#### [Exercise]
Omit the images, then print each record below exactly as it reads.

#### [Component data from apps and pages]
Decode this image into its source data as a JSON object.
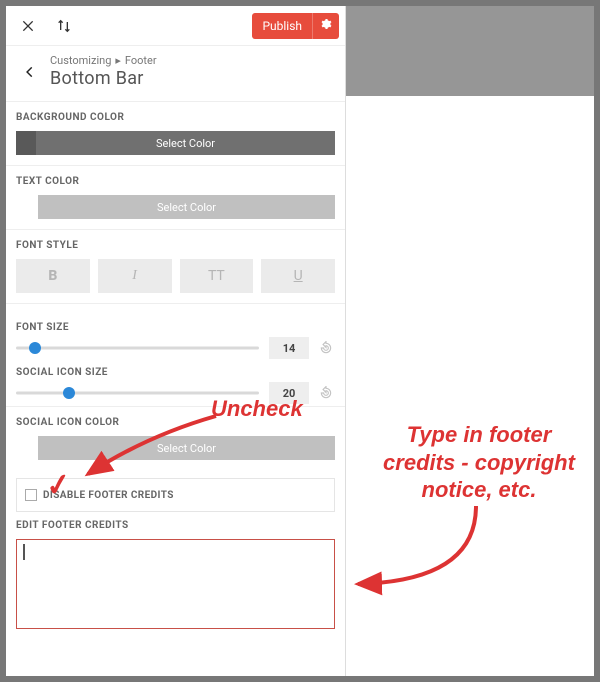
{
  "toolbar": {
    "publish_label": "Publish"
  },
  "breadcrumb": {
    "root": "Customizing",
    "parent": "Footer",
    "title": "Bottom Bar"
  },
  "sections": {
    "bg_color": {
      "label": "BACKGROUND COLOR",
      "btn": "Select Color"
    },
    "text_color": {
      "label": "TEXT COLOR",
      "btn": "Select Color"
    },
    "font_style": {
      "label": "FONT STYLE",
      "b": "B",
      "i": "I",
      "tt": "TT",
      "u": "U"
    },
    "font_size": {
      "label": "FONT SIZE",
      "value": "14"
    },
    "social_size": {
      "label": "SOCIAL ICON SIZE",
      "value": "20"
    },
    "social_color": {
      "label": "SOCIAL ICON COLOR",
      "btn": "Select Color"
    },
    "disable_credits": {
      "label": "DISABLE FOOTER CREDITS"
    },
    "edit_credits": {
      "label": "EDIT FOOTER CREDITS"
    }
  },
  "annotations": {
    "uncheck": "Uncheck",
    "type_note": "Type in footer credits - copyright notice, etc."
  }
}
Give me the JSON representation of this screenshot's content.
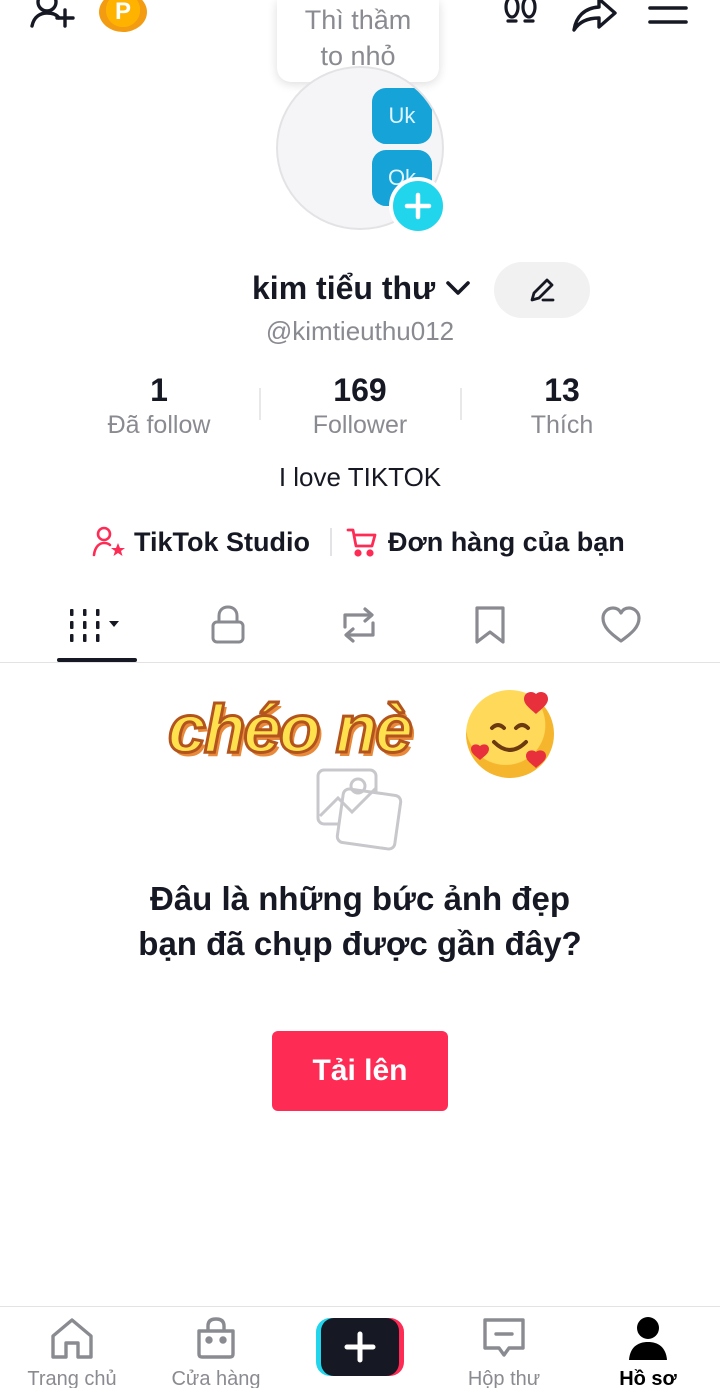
{
  "header": {
    "coin_letter": "P",
    "note": [
      "Thì thầm",
      "to nhỏ"
    ]
  },
  "avatar": {
    "stickers": [
      "Uk",
      "Ok"
    ]
  },
  "profile": {
    "name": "kim tiểu thư",
    "username": "@kimtieuthu012",
    "bio": "I love TIKTOK"
  },
  "stats": [
    {
      "value": "1",
      "label": "Đã follow"
    },
    {
      "value": "169",
      "label": "Follower"
    },
    {
      "value": "13",
      "label": "Thích"
    }
  ],
  "quick_links": {
    "studio": "TikTok Studio",
    "orders": "Đơn hàng của bạn"
  },
  "tabs": [
    "videos-grid-icon",
    "lock-icon",
    "repost-icon",
    "bookmark-icon",
    "heart-icon"
  ],
  "sticker_overlay": "chéo nè",
  "empty_state": {
    "title": "Đâu là những bức ảnh đẹp bạn đã chụp được gần đây?",
    "upload_label": "Tải lên"
  },
  "bottom_nav": [
    {
      "label": "Trang chủ",
      "icon": "home-icon"
    },
    {
      "label": "Cửa hàng",
      "icon": "shop-bag-icon"
    },
    {
      "label": "",
      "icon": "create-plus-icon"
    },
    {
      "label": "Hộp thư",
      "icon": "inbox-icon"
    },
    {
      "label": "Hồ sơ",
      "icon": "profile-icon",
      "active": true
    }
  ],
  "colors": {
    "accent": "#fe2c55",
    "cyan": "#20d5ec",
    "text_primary": "#161823",
    "text_secondary": "#8a8b91"
  }
}
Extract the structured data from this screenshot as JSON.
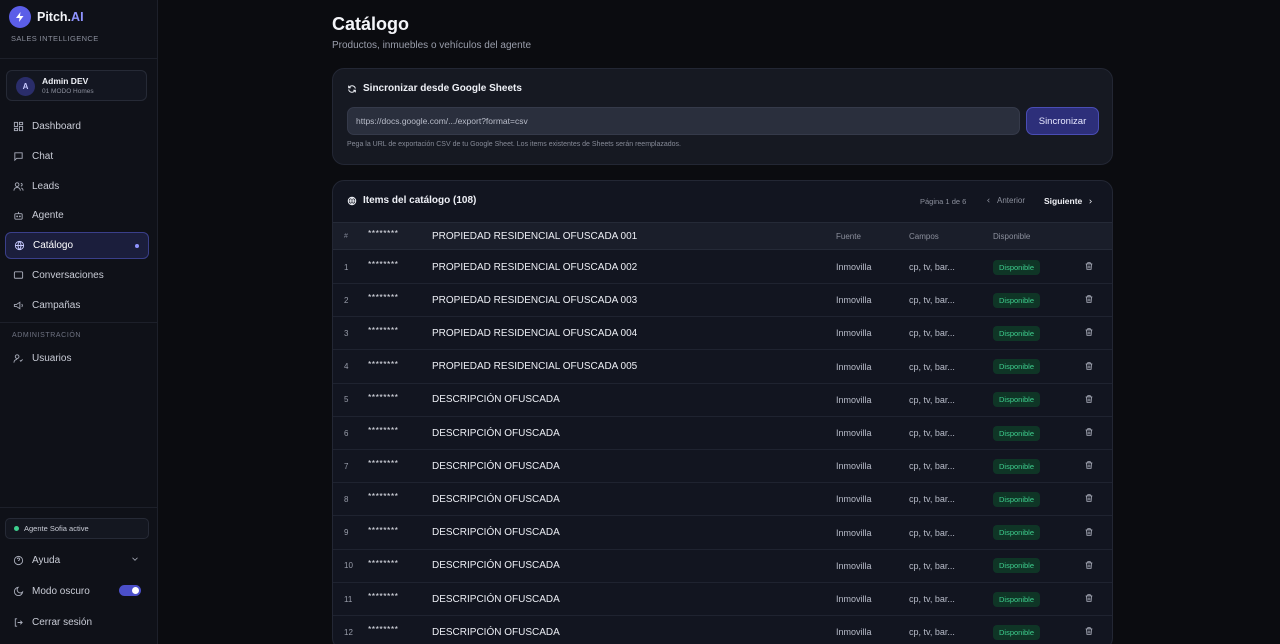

#### [Answer to this task]
Decode this image into its source data as a JSON object.
{
  "toolbar": {
    "publish_label": "Publish"
  },
  "breadcrumb": {
    "root": "Customizing",
    "parent": "Footer",
    "title": "Bottom Bar"
  },
  "sections": {
    "bg_color": {
      "label": "BACKGROUND COLOR",
      "btn": "Select Color"
    },
    "text_color": {
      "label": "TEXT COLOR",
      "btn": "Select Color"
    },
    "font_style": {
      "label": "FONT STYLE",
      "b": "B",
      "i": "I",
      "tt": "TT",
      "u": "U"
    },
    "font_size": {
      "label": "FONT SIZE",
      "value": "14"
    },
    "social_size": {
      "label": "SOCIAL ICON SIZE",
      "value": "20"
    },
    "social_color": {
      "label": "SOCIAL ICON COLOR",
      "btn": "Select Color"
    },
    "disable_credits": {
      "label": "DISABLE FOOTER CREDITS"
    },
    "edit_credits": {
      "label": "EDIT FOOTER CREDITS"
    }
  },
  "annotations": {
    "uncheck": "Uncheck",
    "type_note": "Type in footer credits - copyright notice, etc."
  }
}
Give me the JSON representation of this screenshot's content.
{
  "header": {
    "coin_letter": "P",
    "note": [
      "Thì thầm",
      "to nhỏ"
    ]
  },
  "avatar": {
    "stickers": [
      "Uk",
      "Ok"
    ]
  },
  "profile": {
    "name": "kim tiểu thư",
    "username": "@kimtieuthu012",
    "bio": "I love TIKTOK"
  },
  "stats": [
    {
      "value": "1",
      "label": "Đã follow"
    },
    {
      "value": "169",
      "label": "Follower"
    },
    {
      "value": "13",
      "label": "Thích"
    }
  ],
  "quick_links": {
    "studio": "TikTok Studio",
    "orders": "Đơn hàng của bạn"
  },
  "tabs": [
    "videos-grid-icon",
    "lock-icon",
    "repost-icon",
    "bookmark-icon",
    "heart-icon"
  ],
  "sticker_overlay": "chéo nè",
  "empty_state": {
    "title": "Đâu là những bức ảnh đẹp bạn đã chụp được gần đây?",
    "upload_label": "Tải lên"
  },
  "bottom_nav": [
    {
      "label": "Trang chủ",
      "icon": "home-icon"
    },
    {
      "label": "Cửa hàng",
      "icon": "shop-bag-icon"
    },
    {
      "label": "",
      "icon": "create-plus-icon"
    },
    {
      "label": "Hộp thư",
      "icon": "inbox-icon"
    },
    {
      "label": "Hồ sơ",
      "icon": "profile-icon",
      "active": true
    }
  ],
  "colors": {
    "accent": "#fe2c55",
    "cyan": "#20d5ec",
    "text_primary": "#161823",
    "text_secondary": "#8a8b91"
  }
}
Extract the structured data from this screenshot as JSON.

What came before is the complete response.